Search the records for lines that contain the word "orange". Copy them all.

---

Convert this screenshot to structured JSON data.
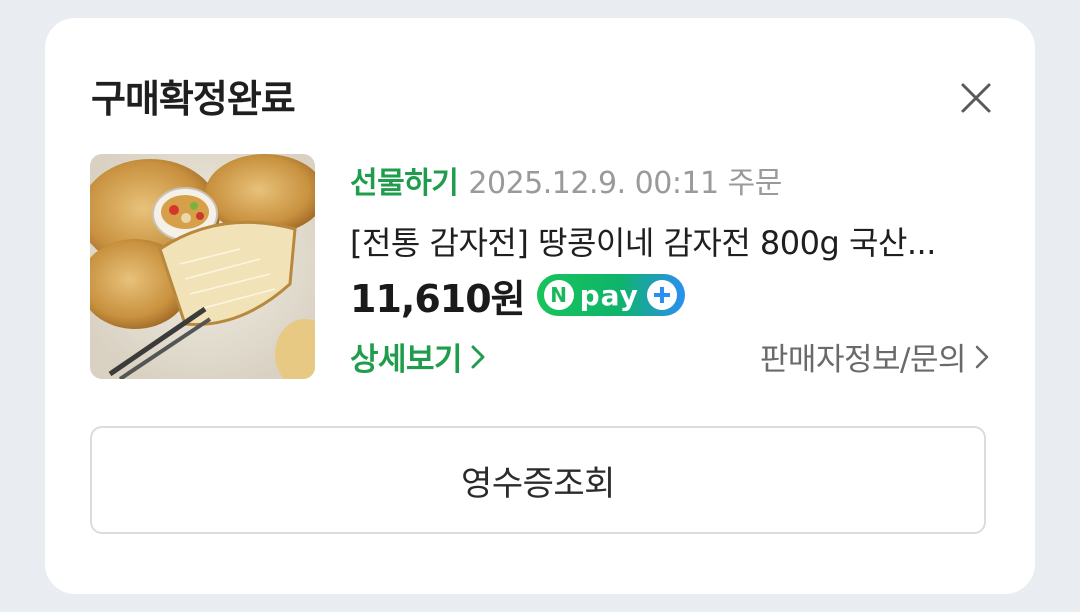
{
  "card": {
    "title": "구매확정완료",
    "close_icon": "close-icon"
  },
  "order": {
    "gift_label": "선물하기",
    "order_date": "2025.12.9. 00:11 주문",
    "product_name": "[전통 감자전] 땅콩이네 감자전 800g 국산...",
    "price": "11,610원",
    "npay": {
      "n_letter": "N",
      "label": "pay"
    },
    "detail_label": "상세보기",
    "seller_label": "판매자정보/문의"
  },
  "actions": {
    "receipt_label": "영수증조회"
  },
  "colors": {
    "accent_green": "#1f9d4c",
    "background": "#e9ecf0",
    "card": "#ffffff",
    "muted_text": "#9a9a9a"
  }
}
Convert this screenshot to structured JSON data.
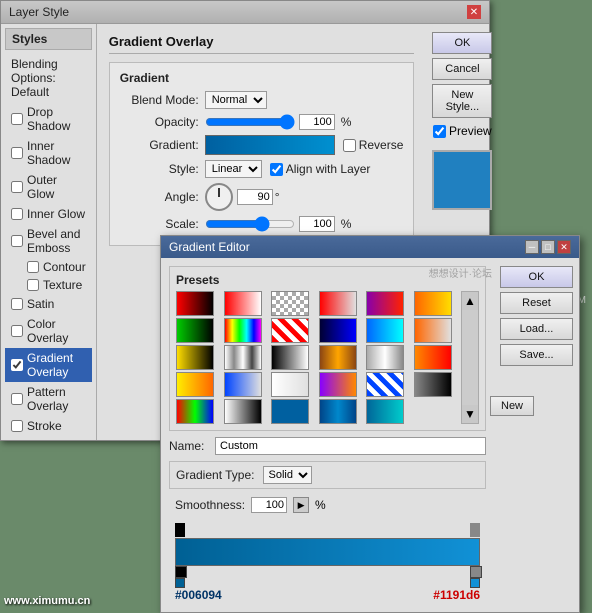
{
  "layerStyleDialog": {
    "title": "Layer Style",
    "sidebar": {
      "title": "Styles",
      "items": [
        {
          "id": "blending-options",
          "label": "Blending Options: Default",
          "type": "header",
          "checked": false
        },
        {
          "id": "drop-shadow",
          "label": "Drop Shadow",
          "type": "checkbox",
          "checked": false
        },
        {
          "id": "inner-shadow",
          "label": "Inner Shadow",
          "type": "checkbox",
          "checked": false
        },
        {
          "id": "outer-glow",
          "label": "Outer Glow",
          "type": "checkbox",
          "checked": false
        },
        {
          "id": "inner-glow",
          "label": "Inner Glow",
          "type": "checkbox",
          "checked": false
        },
        {
          "id": "bevel-emboss",
          "label": "Bevel and Emboss",
          "type": "checkbox",
          "checked": false
        },
        {
          "id": "contour",
          "label": "Contour",
          "type": "sub-checkbox",
          "checked": false
        },
        {
          "id": "texture",
          "label": "Texture",
          "type": "sub-checkbox",
          "checked": false
        },
        {
          "id": "satin",
          "label": "Satin",
          "type": "checkbox",
          "checked": false
        },
        {
          "id": "color-overlay",
          "label": "Color Overlay",
          "type": "checkbox",
          "checked": false
        },
        {
          "id": "gradient-overlay",
          "label": "Gradient Overlay",
          "type": "checkbox",
          "checked": true,
          "active": true
        },
        {
          "id": "pattern-overlay",
          "label": "Pattern Overlay",
          "type": "checkbox",
          "checked": false
        },
        {
          "id": "stroke",
          "label": "Stroke",
          "type": "checkbox",
          "checked": false
        }
      ]
    },
    "panel": {
      "title": "Gradient Overlay",
      "gradient": {
        "sectionTitle": "Gradient",
        "blendModeLabel": "Blend Mode:",
        "blendModeValue": "Normal",
        "opacityLabel": "Opacity:",
        "opacityValue": "100",
        "opacityUnit": "%",
        "gradientLabel": "Gradient:",
        "reverseLabel": "Reverse",
        "styleLabel": "Style:",
        "styleValue": "Linear",
        "alignWithLayerLabel": "Align with Layer",
        "angleLabel": "Angle:",
        "angleValue": "90",
        "angleDegree": "°",
        "scaleLabel": "Scale:",
        "scaleValue": "100",
        "scaleUnit": "%"
      }
    },
    "buttons": {
      "ok": "OK",
      "cancel": "Cancel",
      "newStyle": "New Style...",
      "preview": "Preview"
    }
  },
  "gradientEditorDialog": {
    "title": "Gradient Editor",
    "presets": {
      "title": "Presets",
      "swatches": [
        "gs-red-black",
        "gs-red-white",
        "gs-checker",
        "gs-red-tr",
        "gs-purple-red",
        "gs-orange-yellow",
        "gs-green-black",
        "gs-rainbow",
        "gs-red-stripe",
        "gs-dark-blue",
        "gs-blue-cyan",
        "gs-orange-tr",
        "gs-yellow-black",
        "gs-chrome",
        "gs-black-white",
        "gs-copper",
        "gs-steel",
        "gs-orange-red",
        "gs-yellow-orange",
        "gs-blue-tr",
        "gs-white-tr",
        "gs-violet-orange",
        "gs-blue-stripe",
        "gs-gray-black",
        "gs-multicolor",
        "gs-white-black",
        "gs-blue-solid",
        "gs-blue-light",
        "gs-teal"
      ]
    },
    "nameLabel": "Name:",
    "nameValue": "Custom",
    "newButtonLabel": "New",
    "gradientTypeLabel": "Gradient Type:",
    "gradientTypeValue": "Solid",
    "smoothnessLabel": "Smoothness:",
    "smoothnessValue": "100",
    "smoothnessUnit": "%",
    "colorStops": {
      "leftColor": "#006094",
      "rightColor": "#1191d6"
    },
    "buttons": {
      "ok": "OK",
      "reset": "Reset",
      "load": "Load...",
      "save": "Save..."
    }
  },
  "watermark": {
    "left": "www.ximumu.cn",
    "center": "想想设计·论坛",
    "right": "WWW.MISSYUAN.COM"
  }
}
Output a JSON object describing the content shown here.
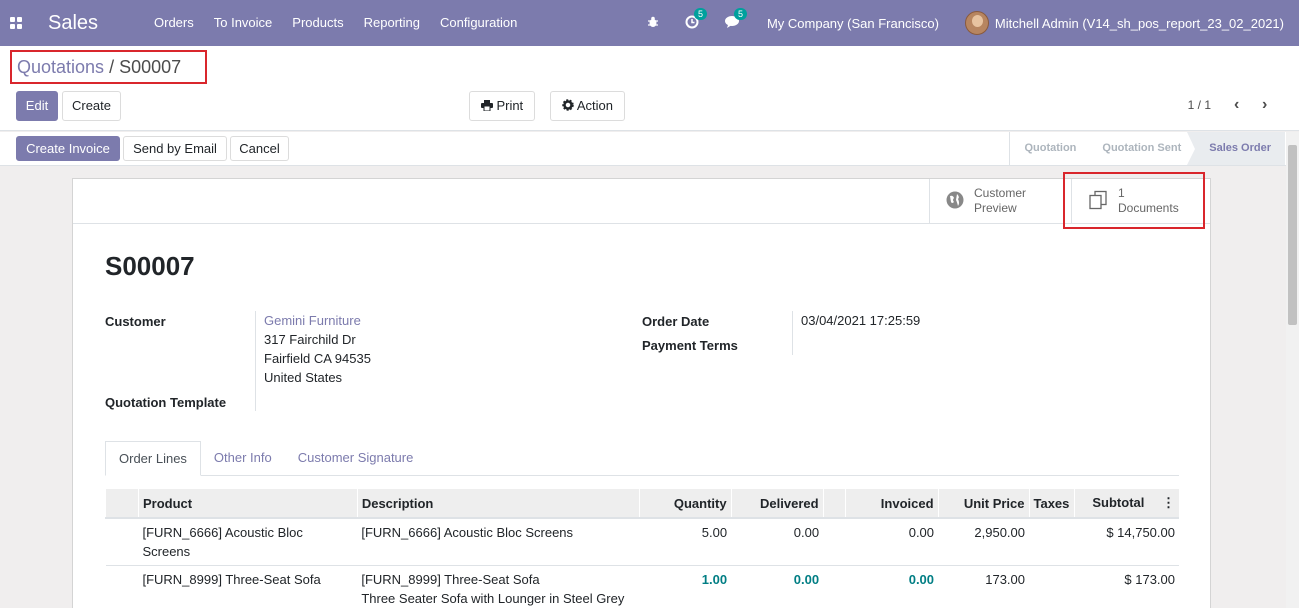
{
  "navbar": {
    "app": "Sales",
    "menu": [
      "Orders",
      "To Invoice",
      "Products",
      "Reporting",
      "Configuration"
    ],
    "activity_count": "5",
    "message_count": "5",
    "company": "My Company (San Francisco)",
    "user": "Mitchell Admin (V14_sh_pos_report_23_02_2021)",
    "colors": {
      "brand": "#7c7bad",
      "badge": "#00a09d",
      "highlight_border": "#d9262c"
    }
  },
  "breadcrumb": {
    "parent": "Quotations",
    "separator": " / ",
    "current": "S00007"
  },
  "actions": {
    "edit": "Edit",
    "create": "Create",
    "print": "Print",
    "action": "Action"
  },
  "pager": {
    "value": "1 / 1"
  },
  "status_buttons": {
    "create_invoice": "Create Invoice",
    "send_email": "Send by Email",
    "cancel": "Cancel"
  },
  "stages": [
    "Quotation",
    "Quotation Sent",
    "Sales Order"
  ],
  "active_stage": "Sales Order",
  "smart_buttons": {
    "preview_line1": "Customer",
    "preview_line2": "Preview",
    "docs_count": "1",
    "docs_label": "Documents"
  },
  "order": {
    "name": "S00007",
    "customer_label": "Customer",
    "customer_name": "Gemini Furniture",
    "address1": "317 Fairchild Dr",
    "address2": "Fairfield CA 94535",
    "address3": "United States",
    "template_label": "Quotation Template",
    "date_label": "Order Date",
    "date_value": "03/04/2021 17:25:59",
    "terms_label": "Payment Terms"
  },
  "tabs": [
    "Order Lines",
    "Other Info",
    "Customer Signature"
  ],
  "table": {
    "headers": [
      "Product",
      "Description",
      "Quantity",
      "Delivered",
      "Invoiced",
      "Unit Price",
      "Taxes",
      "Subtotal"
    ],
    "rows": [
      {
        "product": "[FURN_6666] Acoustic Bloc Screens",
        "description": "[FURN_6666] Acoustic Bloc Screens",
        "description2": "",
        "quantity": "5.00",
        "delivered": "0.00",
        "invoiced": "0.00",
        "unit_price": "2,950.00",
        "taxes": "",
        "subtotal": "$ 14,750.00"
      },
      {
        "product": "[FURN_8999] Three-Seat Sofa",
        "description": "[FURN_8999] Three-Seat Sofa",
        "description2": "Three Seater Sofa with Lounger in Steel Grey Colour",
        "quantity": "1.00",
        "delivered": "0.00",
        "invoiced": "0.00",
        "unit_price": "173.00",
        "taxes": "",
        "subtotal": "$ 173.00"
      }
    ]
  }
}
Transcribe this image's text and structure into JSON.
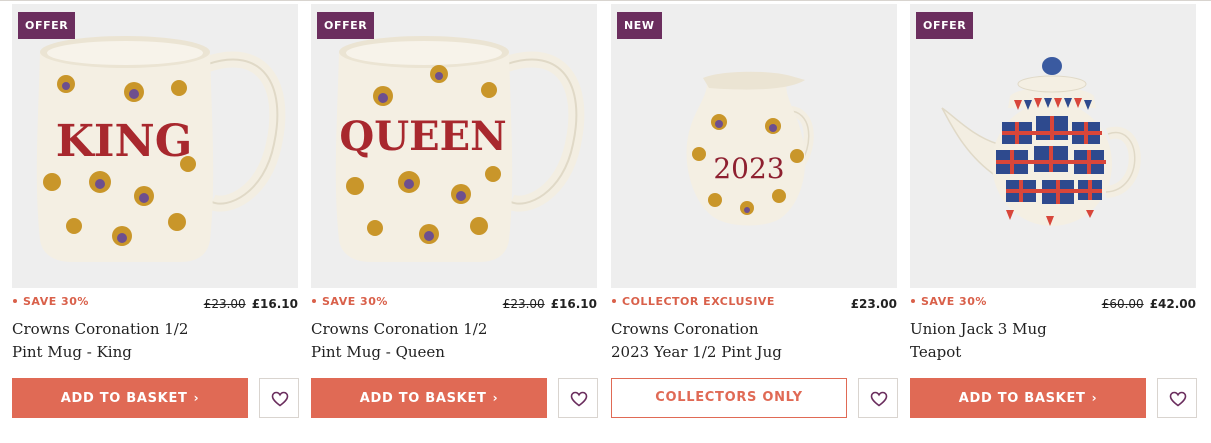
{
  "products": [
    {
      "badge": "OFFER",
      "promo": "SAVE 30%",
      "was_price": "£23.00",
      "price": "£16.10",
      "title_line1": "Crowns Coronation 1/2",
      "title_line2": "Pint Mug - King",
      "button_label": "ADD TO BASKET",
      "mug_text": "KING"
    },
    {
      "badge": "OFFER",
      "promo": "SAVE 30%",
      "was_price": "£23.00",
      "price": "£16.10",
      "title_line1": "Crowns Coronation 1/2",
      "title_line2": "Pint Mug - Queen",
      "button_label": "ADD TO BASKET",
      "mug_text": "QUEEN"
    },
    {
      "badge": "NEW",
      "promo": "COLLECTOR EXCLUSIVE",
      "was_price": "",
      "price": "£23.00",
      "title_line1": "Crowns Coronation",
      "title_line2": "2023 Year 1/2 Pint Jug",
      "button_label": "COLLECTORS ONLY",
      "jug_text": "2023"
    },
    {
      "badge": "OFFER",
      "promo": "SAVE 30%",
      "was_price": "£60.00",
      "price": "£42.00",
      "title_line1": "Union Jack 3 Mug",
      "title_line2": "Teapot",
      "button_label": "ADD TO BASKET"
    }
  ],
  "icons": {
    "chevron": "chevron-right-icon",
    "wishlist": "heart-icon"
  },
  "colors": {
    "badge": "#6b2e5e",
    "accent": "#e06a55",
    "promo": "#d9604a",
    "photo_bg": "#eeeeee"
  }
}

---

** SOLUTION FOR THIS EXERCISE **
        "gs-orange-yellow",
        "gs-orange-tr",
        "gs-orange-red",
        "gs-yellow-orange",
        "gs-violet-orange",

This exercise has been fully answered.